- Dynamic Brain Circuits and Connections in Health and Disease
- Core facilities
- Research administration services
- Funding Opportunities
- DMCBH Membership
- News & Events
- Brain Matters Newsletter
- Neuroscience Research Colloquium
You are hereNewsroom
Aerobic exercise builds a bigger brain
The human brain appears to be no different than rest of the body when it comes to reaping the benefits of regular exercise. Results from recent Vancouver Coastal Health Research Institute studies led by Dr. Teresa Liu-Ambrose, Canada Research Chair in Physical Activity, Mobility, and Cognitive Neuroscience, and researcher at Djavad Mowafaghian Centre for Brain Health and Centre for Hip Health, consistently present a fairly simple notion: exercise does the brain a whole lot of good.

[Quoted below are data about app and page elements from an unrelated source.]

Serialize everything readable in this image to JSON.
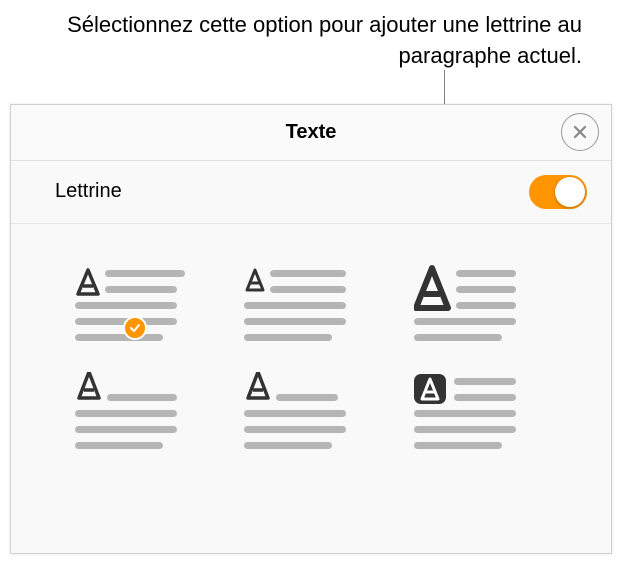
{
  "annotation": "Sélectionnez cette option pour ajouter une lettrine au paragraphe actuel.",
  "panel": {
    "title": "Texte",
    "setting_label": "Lettrine",
    "toggle_on": true,
    "close_icon": "close",
    "options": [
      {
        "id": "dropcap-style-1",
        "selected": true
      },
      {
        "id": "dropcap-style-2",
        "selected": false
      },
      {
        "id": "dropcap-style-3",
        "selected": false
      },
      {
        "id": "dropcap-style-4",
        "selected": false
      },
      {
        "id": "dropcap-style-5",
        "selected": false
      },
      {
        "id": "dropcap-style-6",
        "selected": false
      }
    ]
  }
}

“Regular physical activity is very important not just for physical function but ultimately for brain health, including for brain structure and cognitive performance,” says Dr. Liu-Ambrose, Director of the Aging, Mobility, and Cognitive Neuroscience Laboratory at the UBC. Her latest study, “Aerobic Exercise Increases Hippocampal Volume in Older Women with Probable Mild Cognitive Impairment: A 6-Month Randomized Controlled Trial”, was recently published in the British Journal of Sports Medicine and examined the role of exercise in promoting brain health among older women (ages 70 to 80) with mild cognitive impairment or moderate dementia.
The study showed that with aerobic training twice per week, and with gradual progression, there were significant increases to the brain’s hippocampal volume.
The hippocampus is the memory region of the brain and significant shrinkage or atrophy of this region is typically associated with Alzheimer’s disease or aging.
“Essentially, exercise reverses the pattern of decline commonly seen with aging and dementia,” says Dr. Liu-Ambrose. “The magnitude of benefit we’re seeing across these multiple outcomes exceed any sort of magnitude of benefit observed in pharmaceutical agents.”
“We designed this study because the majority of past studies in this area have focused on healthy older adults rather than older adults who are at greater risk of dementia,” adds Dr. Liu-Ambrose. “Also, the majority of research in this field has looked at aerobic exercise, so with this particular study we wanted to look at both aerobic exercise and resistance training. Overall, we are observing that while both types of exercise training benefit the brain – the benefits are different. Thus, combined exercise training may be the best approach for cognitive and brain health.
Doses of exercise for older adults manageable, effective
Often people mistakenly assume that exercise for individuals with mild cognitive impairment or moderate dementia is unmanageable or too strenuous, preventing them from exercising or participating in other physical activities.
“The doses we’re talking about in our trials are quite manageable,” explains Dr. Liu-Ambrose. “And if caregivers want to go with individuals, that usually makes the whole experience more enjoyable.”
“There is no effective drug therapy for dementia either in deterring its progress or treating it. Period.,” Dr. Liu-Ambrose adds. “This is why there has been huge interest in looking at alternative strategies. From the collective evidence, exercise seems to be a key strategy we should all consider.”